Are most writers odd?
If one reads many of the online articles claiming to pigeon hole writers, there would seem to be only one way to go – straight to the nut farm.
There can be no doubt that it takes a particular personality type to sit in a cave for eight hours a day eschewing all attempts at contact from the outside world.
The Internet abounds with anecdotal evidence of this strangeness amongst the writing elite. Stephen King has even admitted to one or two of his own.
Truman Capote said: “I am a completely horizontal author. I can’t think unless I’m lying down, either in bed or stretched on a couch and with a cigarette and coffee handy. I’ve got to be puffing and sipping. As the afternoon wears on, I shift from coffee to mint tea to sherry to martinis. No, I don’t use a typewriter. Not in the beginning. I write my first version in longhand (pencil). Then I do a complete revision, also in longhand.”
Many authors were notorious multitaskers: Gertrude Stein wrote during errands as her wife, Alice B. Toklas, drove the duo around in their famed Model T Ford.
“In the privacy of an automobile, she could let her mind wander and jot down a few lines, no matter where she was. Stein was especially productive during errands. She’d sit in the car while her partner, Alice B. Toklas, dashed into a store. While she waited, Stein would pull out a pencil and a scrap of paper. She was particularly inspired by the traffic on busy Parisian streets. Automobiles stopped and started with a rhythm that thrummed right into her poetry and prose.”
Stein, like Vladimir Nabokov, even liked to write in a parked car, which served as a perfectly contained bubble of stillness ideal for writing. But other authors’ relationships with transportation and the muse were decidedly less safe —Eudora Welty jotted down ideas during the long drives to her mother’s nursing home and Sir Walter Scott composed poetry on horseback.
Moving vehicles and motion, in fact, have a long history of stirring up inspiration.
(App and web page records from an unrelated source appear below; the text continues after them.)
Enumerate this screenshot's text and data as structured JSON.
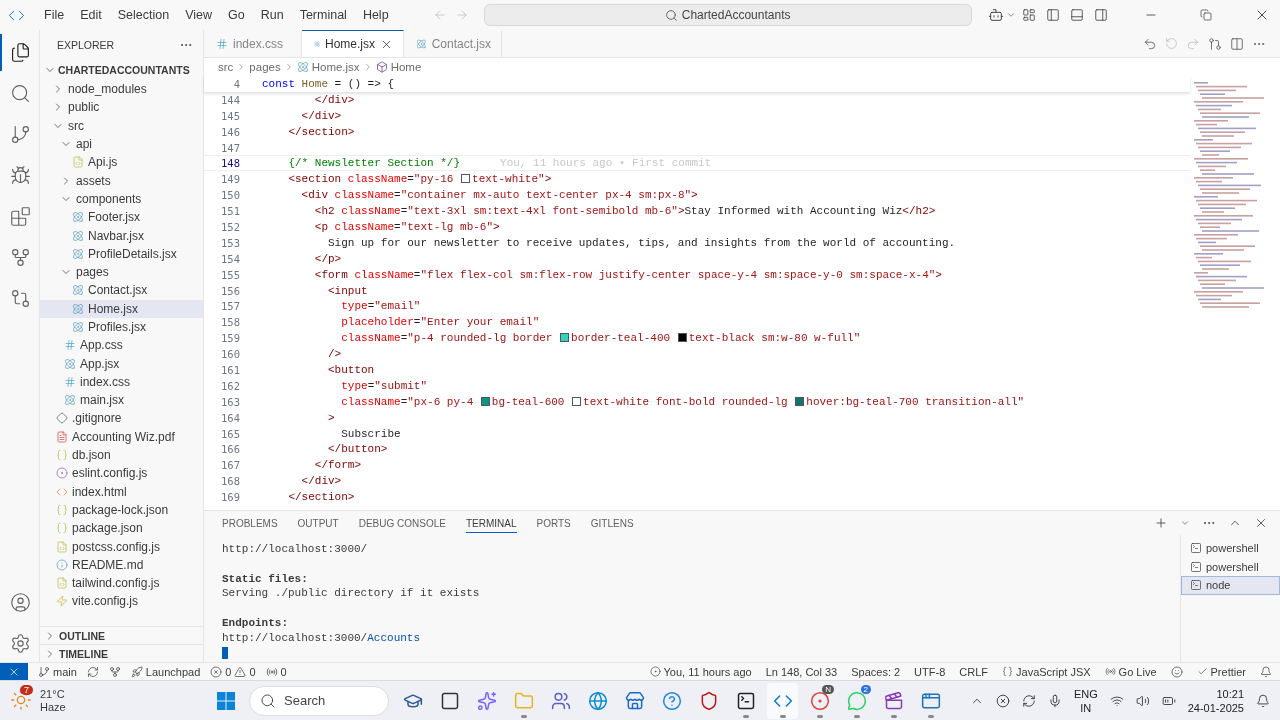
{
  "menu": [
    "File",
    "Edit",
    "Selection",
    "View",
    "Go",
    "Run",
    "Terminal",
    "Help"
  ],
  "command_center": {
    "value": "ChartedAccountants"
  },
  "activity_bar": [
    {
      "kind": "files",
      "selected": true
    },
    {
      "kind": "search",
      "selected": false
    },
    {
      "kind": "source-control",
      "selected": false
    },
    {
      "kind": "run",
      "selected": false
    },
    {
      "kind": "extensions",
      "selected": false
    },
    {
      "kind": "gitlens",
      "selected": false
    },
    {
      "kind": "graph",
      "selected": false
    }
  ],
  "explorer": {
    "title": "EXPLORER",
    "root": "CHARTEDACCOUNTANTS",
    "items": [
      {
        "name": "node_modules",
        "kind": "folder",
        "expanded": false,
        "selected": false
      },
      {
        "name": "public",
        "kind": "folder",
        "expanded": false,
        "selected": false
      },
      {
        "name": "src",
        "kind": "folder",
        "expanded": true,
        "selected": false,
        "children": [
          {
            "name": "api",
            "kind": "folder",
            "expanded": true,
            "selected": false,
            "children": [
              {
                "name": "Api.js",
                "kind": "js",
                "selected": false
              }
            ]
          },
          {
            "name": "assets",
            "kind": "folder",
            "expanded": false,
            "selected": false
          },
          {
            "name": "components",
            "kind": "folder",
            "expanded": true,
            "selected": false,
            "children": [
              {
                "name": "Footer.jsx",
                "kind": "react",
                "selected": false
              },
              {
                "name": "Navbar.jsx",
                "kind": "react",
                "selected": false
              },
              {
                "name": "ProfileDetails.jsx",
                "kind": "react",
                "selected": false
              }
            ]
          },
          {
            "name": "pages",
            "kind": "folder",
            "expanded": true,
            "selected": false,
            "children": [
              {
                "name": "Contact.jsx",
                "kind": "react",
                "selected": false
              },
              {
                "name": "Home.jsx",
                "kind": "react",
                "selected": true
              },
              {
                "name": "Profiles.jsx",
                "kind": "react",
                "selected": false
              }
            ]
          },
          {
            "name": "App.css",
            "kind": "css",
            "selected": false
          },
          {
            "name": "App.jsx",
            "kind": "react",
            "selected": false
          },
          {
            "name": "index.css",
            "kind": "css",
            "selected": false
          },
          {
            "name": "main.jsx",
            "kind": "react",
            "selected": false
          }
        ]
      },
      {
        "name": ".gitignore",
        "kind": "git",
        "selected": false
      },
      {
        "name": "Accounting Wiz.pdf",
        "kind": "pdf",
        "selected": false
      },
      {
        "name": "db.json",
        "kind": "json",
        "selected": false
      },
      {
        "name": "eslint.config.js",
        "kind": "eslint",
        "selected": false
      },
      {
        "name": "index.html",
        "kind": "html",
        "selected": false
      },
      {
        "name": "package-lock.json",
        "kind": "json",
        "selected": false
      },
      {
        "name": "package.json",
        "kind": "json",
        "selected": false
      },
      {
        "name": "postcss.config.js",
        "kind": "js",
        "selected": false
      },
      {
        "name": "README.md",
        "kind": "info",
        "selected": false
      },
      {
        "name": "tailwind.config.js",
        "kind": "js",
        "selected": false
      },
      {
        "name": "vite.config.js",
        "kind": "vite",
        "selected": false
      }
    ],
    "sections": [
      {
        "title": "OUTLINE",
        "expanded": false
      },
      {
        "title": "TIMELINE",
        "expanded": false
      }
    ]
  },
  "tabs": [
    {
      "label": "index.css",
      "kind": "css",
      "selected": false
    },
    {
      "label": "Home.jsx",
      "kind": "react",
      "selected": true
    },
    {
      "label": "Contact.jsx",
      "kind": "react",
      "selected": false
    }
  ],
  "breadcrumbs": [
    {
      "label": "src",
      "kind": "folder"
    },
    {
      "label": "pages",
      "kind": "folder"
    },
    {
      "label": "Home.jsx",
      "kind": "react"
    },
    {
      "label": "Home",
      "kind": "symbol"
    }
  ],
  "sticky_line": {
    "n": "4",
    "tokens": [
      {
        "kind": "kw",
        "text": "const "
      },
      {
        "kind": "fn",
        "text": "Home"
      },
      {
        "kind": "op",
        "text": " = () => {"
      }
    ]
  },
  "code": [
    {
      "n": "144",
      "current": false,
      "tokens": [
        {
          "kind": "tag",
          "text": "        </div>"
        }
      ]
    },
    {
      "n": "145",
      "current": false,
      "tokens": [
        {
          "kind": "tag",
          "text": "      </div>"
        }
      ]
    },
    {
      "n": "146",
      "current": false,
      "tokens": [
        {
          "kind": "tag",
          "text": "    </section>"
        }
      ]
    },
    {
      "n": "147",
      "current": false
    },
    {
      "n": "148",
      "current": true,
      "tokens": [
        {
          "kind": "comment",
          "text": "    {/* Newsletter Section */}"
        }
      ],
      "blame": "You, 11 hours ago • First commit"
    },
    {
      "n": "149",
      "current": false,
      "tokens": [
        {
          "kind": "tag",
          "text": "    <section"
        },
        {
          "kind": "attr",
          "text": " className"
        },
        {
          "kind": "op",
          "text": "="
        },
        {
          "kind": "str",
          "text": "\"py-16 "
        },
        {
          "kind": "swatch",
          "color": "#ffffff"
        },
        {
          "kind": "str",
          "text": "text-white\""
        },
        {
          "kind": "tag",
          "text": ">"
        }
      ]
    },
    {
      "n": "150",
      "current": false,
      "tokens": [
        {
          "kind": "tag",
          "text": "      <div"
        },
        {
          "kind": "attr",
          "text": " className"
        },
        {
          "kind": "op",
          "text": "="
        },
        {
          "kind": "str",
          "text": "\"container mx-auto text-center px-4 sm:px-8\""
        },
        {
          "kind": "tag",
          "text": ">"
        }
      ]
    },
    {
      "n": "151",
      "current": false,
      "tokens": [
        {
          "kind": "tag",
          "text": "        <h2"
        },
        {
          "kind": "attr",
          "text": " className"
        },
        {
          "kind": "op",
          "text": "="
        },
        {
          "kind": "str",
          "text": "\"text-3xl sm:text-4xl font-semibold mb-6\""
        },
        {
          "kind": "tag",
          "text": ">"
        },
        {
          "kind": "text",
          "text": "Stay Informed with Accounting Wiz"
        },
        {
          "kind": "tag",
          "text": "</h2>"
        }
      ]
    },
    {
      "n": "152",
      "current": false,
      "tokens": [
        {
          "kind": "tag",
          "text": "        <p"
        },
        {
          "kind": "attr",
          "text": " className"
        },
        {
          "kind": "op",
          "text": "="
        },
        {
          "kind": "str",
          "text": "\"text-lg mb-6\""
        },
        {
          "kind": "tag",
          "text": ">"
        }
      ]
    },
    {
      "n": "153",
      "current": false,
      "tokens": [
        {
          "kind": "text",
          "text": "          Sign up for our newsletter to receive updates, tips, and insights from the world of accounting."
        }
      ]
    },
    {
      "n": "154",
      "current": false,
      "tokens": [
        {
          "kind": "tag",
          "text": "        </p>"
        }
      ]
    },
    {
      "n": "155",
      "current": false,
      "tokens": [
        {
          "kind": "tag",
          "text": "        <form"
        },
        {
          "kind": "attr",
          "text": " className"
        },
        {
          "kind": "op",
          "text": "="
        },
        {
          "kind": "str",
          "text": "\"flex flex-col sm:flex-row justify-center space-y-4 sm:space-y-0 sm:space-x-4\""
        },
        {
          "kind": "tag",
          "text": ">"
        }
      ]
    },
    {
      "n": "156",
      "current": false,
      "tokens": [
        {
          "kind": "tag",
          "text": "          <input"
        }
      ]
    },
    {
      "n": "157",
      "current": false,
      "tokens": [
        {
          "kind": "attr",
          "text": "            type"
        },
        {
          "kind": "op",
          "text": "="
        },
        {
          "kind": "str",
          "text": "\"email\""
        }
      ]
    },
    {
      "n": "158",
      "current": false,
      "tokens": [
        {
          "kind": "attr",
          "text": "            placeholder"
        },
        {
          "kind": "op",
          "text": "="
        },
        {
          "kind": "str",
          "text": "\"Enter your email\""
        }
      ]
    },
    {
      "n": "159",
      "current": false,
      "tokens": [
        {
          "kind": "attr",
          "text": "            className"
        },
        {
          "kind": "op",
          "text": "="
        },
        {
          "kind": "str",
          "text": "\"p-4 rounded-lg border "
        },
        {
          "kind": "swatch",
          "color": "#2dd4bf"
        },
        {
          "kind": "str",
          "text": "border-teal-400 "
        },
        {
          "kind": "swatch",
          "color": "#000000"
        },
        {
          "kind": "str",
          "text": "text-black sm:w-80 w-full\""
        }
      ]
    },
    {
      "n": "160",
      "current": false,
      "tokens": [
        {
          "kind": "tag",
          "text": "          />"
        }
      ]
    },
    {
      "n": "161",
      "current": false,
      "tokens": [
        {
          "kind": "tag",
          "text": "          <button"
        }
      ]
    },
    {
      "n": "162",
      "current": false,
      "tokens": [
        {
          "kind": "attr",
          "text": "            type"
        },
        {
          "kind": "op",
          "text": "="
        },
        {
          "kind": "str",
          "text": "\"submit\""
        }
      ]
    },
    {
      "n": "163",
      "current": false,
      "tokens": [
        {
          "kind": "attr",
          "text": "            className"
        },
        {
          "kind": "op",
          "text": "="
        },
        {
          "kind": "str",
          "text": "\"px-6 py-4 "
        },
        {
          "kind": "swatch",
          "color": "#0d9488"
        },
        {
          "kind": "str",
          "text": "bg-teal-600 "
        },
        {
          "kind": "swatch",
          "color": "#ffffff"
        },
        {
          "kind": "str",
          "text": "text-white font-bold rounded-lg "
        },
        {
          "kind": "swatch",
          "color": "#0f766e"
        },
        {
          "kind": "str",
          "text": "hover:bg-teal-700 transition-all\""
        }
      ]
    },
    {
      "n": "164",
      "current": false,
      "tokens": [
        {
          "kind": "tag",
          "text": "          >"
        }
      ]
    },
    {
      "n": "165",
      "current": false,
      "tokens": [
        {
          "kind": "text",
          "text": "            Subscribe"
        }
      ]
    },
    {
      "n": "166",
      "current": false,
      "tokens": [
        {
          "kind": "tag",
          "text": "          </button>"
        }
      ]
    },
    {
      "n": "167",
      "current": false,
      "tokens": [
        {
          "kind": "tag",
          "text": "        </form>"
        }
      ]
    },
    {
      "n": "168",
      "current": false,
      "tokens": [
        {
          "kind": "tag",
          "text": "      </div>"
        }
      ]
    },
    {
      "n": "169",
      "current": false,
      "tokens": [
        {
          "kind": "tag",
          "text": "    </section>"
        }
      ]
    }
  ],
  "panel": {
    "tabs": [
      {
        "label": "PROBLEMS",
        "selected": false
      },
      {
        "label": "OUTPUT",
        "selected": false
      },
      {
        "label": "DEBUG CONSOLE",
        "selected": false
      },
      {
        "label": "TERMINAL",
        "selected": true
      },
      {
        "label": "PORTS",
        "selected": false
      },
      {
        "label": "GITLENS",
        "selected": false
      }
    ],
    "terminal_lines": [
      {
        "kind": "plain",
        "parts": [
          {
            "text": "http://localhost:3000/",
            "link": false
          }
        ]
      },
      {
        "kind": "blank"
      },
      {
        "kind": "bold",
        "parts": [
          {
            "text": "Static files:",
            "link": false
          }
        ]
      },
      {
        "kind": "plain",
        "parts": [
          {
            "text": "Serving ./public directory if it exists",
            "link": false
          }
        ]
      },
      {
        "kind": "blank"
      },
      {
        "kind": "bold",
        "parts": [
          {
            "text": "Endpoints:",
            "link": false
          }
        ]
      },
      {
        "kind": "plain",
        "parts": [
          {
            "text": "http://localhost:3000/",
            "link": false
          },
          {
            "text": "Accounts",
            "link": true
          }
        ]
      }
    ],
    "terminals": [
      {
        "label": "powershell",
        "selected": false
      },
      {
        "label": "powershell",
        "selected": false
      },
      {
        "label": "node",
        "selected": true
      }
    ]
  },
  "status_bar": {
    "branch": "main",
    "launchpad": "Launchpad",
    "errors": "0",
    "warnings": "0",
    "ports": "0",
    "blame": "You, 11 hours ago",
    "position": "Ln 148, Col 33",
    "spaces": "Spaces: 2",
    "encoding": "UTF-8",
    "eol": "CRLF",
    "language": "JavaScript JSX",
    "go_live": "Go Live",
    "prettier": "Prettier"
  },
  "taskbar": {
    "weather": {
      "temp": "21°C",
      "condition": "Haze",
      "badge": "7"
    },
    "search": {
      "placeholder": "Search"
    },
    "apps": [
      {
        "kind": "edu",
        "running": false
      },
      {
        "kind": "taskview",
        "running": false
      },
      {
        "kind": "copilot",
        "running": false
      },
      {
        "kind": "files",
        "running": true
      },
      {
        "kind": "teams",
        "running": false
      },
      {
        "kind": "edge",
        "running": false
      },
      {
        "kind": "store",
        "running": false
      },
      {
        "kind": "help",
        "running": false
      },
      {
        "kind": "shield",
        "running": false
      },
      {
        "kind": "terminal",
        "running": true
      },
      {
        "kind": "vscode",
        "running": true
      },
      {
        "kind": "chrome",
        "running": true,
        "badge": "N"
      },
      {
        "kind": "whatsapp",
        "running": true,
        "badge": "2"
      },
      {
        "kind": "clapper",
        "running": true
      },
      {
        "kind": "window",
        "running": true
      }
    ],
    "language": "ENG",
    "region": "IN",
    "time": "10:21",
    "date": "24-01-2025"
  }
}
Joseph Heller arrived at some of his greatest ideas while riding the bus and even famously stated that the closing line of Catch-22 came to him on a bus.
When he was sixteen, Woody Allen channeled his budding comedic genius on his daily crowded subway rides to the New York ad agency that had offered him an after-school job. Most impressive of all, however, was that he managed to write his ideas down without the luxury of a seat, standing and wobbling alongside irate commuters.
“Straphanging, I’d take out a pencil and by the time I’d gotten out I’d have written forty or fifty jokes … fifty jokes a day for years.”
Arguably the strangest habit of all comes from Friedrich Schiller, relayed by his friend Goethe:
Goethe had dropped by Schiller’s home and, after finding that his friend was out, decided to wait for him to return. Rather than wasting a few spare moments, the productive poet sat down at Schiller’s desk to jot down a few notes. Then a peculiar stench prompted Goethe to pause. Somehow, an oppressive odor had infiltrated the room.
Goethe followed the odor to its origin, which was actually right by where he sat. It was emanating from a drawer in Schiller’s desk. Goethe leaned down, opened the drawer, and found a pile of rotten apples. The smell was so overpowering that he became light-headed. He walked to the window and breathed in a few good doses of fresh air. Goethe was naturally curious about the trove of trash, though Schiller’s wife, Charlotte, could only offer the strange truth: Schiller had deliberately let the apples spoil. The aroma, somehow, inspired him, and according to his spouse, he “could not live or work without it.”